I was born, and I was a Bruce Springsteen fan. I was baptized twice, once with water and Chrism and once in the surf of The Jersey Shore (which, Bruce assures us, he invented, pretty much.) (He also assures us, several times throughout the evening that he’s full of shit.) At fifteen I stood before a bishop and took a new name, confirming my place as an adult in the church, but the year before I’d heard Clarence whale the sax on “Thunder Road,” confirming my life long love of this music.

Springsteen On Broadway is unlike anything else I’ve ever seen, and that includes the ten or so times I’ve seen the man perform live before. The stripped down arrangements of the music, the sheer raw intimacy of the thing, is beyond compare. It’s uplifting and emotionally exhausting, and a singularly illuminating look into a mind of artist, who’s work has meant so much to me.

Anyway, the show goes onto Netflix in 10 days, and I’m immensely grateful for the chance to see it live. (Even if my credit card company isn’t.) I’m sure I’ll watch it many more times, because it’s deeply moving and truly special, an essential entry for any Springsteen fan.

45 Books In 2018 #42: The Historian By Elizabeth Kostova

There’s a handful of good ideas in in Kostova’s novel, that never really gel together. A brainy teenager (with that old Gothic standby of not having a name) tracing a secret long kept by her loving parent, while the other is absent, a secret society of scholars hunting for the truth about Vlad The Impaler discover that the vampiric legends surrounding him are true, and Vlad Dracul’s descendants grapple with the legacy of evil left behind.

None of it quite gets there, as The Historian can’t commit to one of these narratives and tries to get all three in there. While the stylistic choice to mirror Brahm Stoker’s Dracula is a fun one, the diary within a diary within a diary conceit of this book makes it often hard to track.

A globe trotting thriller that’s never quite thriling and a horror novel that’s only scary for a few pages, a semi-sequel to Dracula where he only appears for like ten pages (and they are the best 10 pages of the book) everything about The Historian feels half baked. It’s also from that precious time fifteen years ago where every book seemed like it was trying to ape The DaVinci Code‘s formula of academics uncovering ancient and shocking secrets as they stumble through catacombs in Europe.

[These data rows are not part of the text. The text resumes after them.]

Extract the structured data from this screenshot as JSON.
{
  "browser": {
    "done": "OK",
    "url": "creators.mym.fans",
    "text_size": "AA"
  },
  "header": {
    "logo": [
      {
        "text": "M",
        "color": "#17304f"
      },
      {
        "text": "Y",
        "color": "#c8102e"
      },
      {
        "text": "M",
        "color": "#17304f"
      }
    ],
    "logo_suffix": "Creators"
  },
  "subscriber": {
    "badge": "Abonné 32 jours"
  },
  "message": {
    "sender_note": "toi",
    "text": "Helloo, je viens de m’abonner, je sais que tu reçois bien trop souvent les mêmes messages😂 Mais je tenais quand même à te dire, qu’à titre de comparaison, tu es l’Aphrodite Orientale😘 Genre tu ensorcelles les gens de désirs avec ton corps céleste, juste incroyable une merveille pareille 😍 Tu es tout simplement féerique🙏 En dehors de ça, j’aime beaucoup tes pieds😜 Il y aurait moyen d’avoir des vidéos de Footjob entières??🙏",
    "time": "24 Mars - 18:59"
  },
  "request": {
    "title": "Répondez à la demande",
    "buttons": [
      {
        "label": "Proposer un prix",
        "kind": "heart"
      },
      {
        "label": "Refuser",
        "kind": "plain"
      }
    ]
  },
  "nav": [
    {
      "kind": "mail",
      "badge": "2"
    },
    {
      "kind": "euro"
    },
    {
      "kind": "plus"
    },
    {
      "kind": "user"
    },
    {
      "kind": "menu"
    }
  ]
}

I enjoyed it enough that I was able to push through the more banal parts to the actually exciting conclusion, but not enough to really recommend it as a read to most people. It’s a fun read for anyone who’s really into vampire fiction. (Like Me!) It’s ties to Stoker’s original are worthwhile and the way it draws on the actual story of Vlad The Impaler somewhat creative, but it would have been altogether a better book if Kostova had picked one track and stuck with it, rather than trying to cover everything here.

Up next I’m sticking with vampires but we’re checking back in with Lestat in The Tale Of The Body Theif. I’ve missed that arrogant little SOB, I really, really have.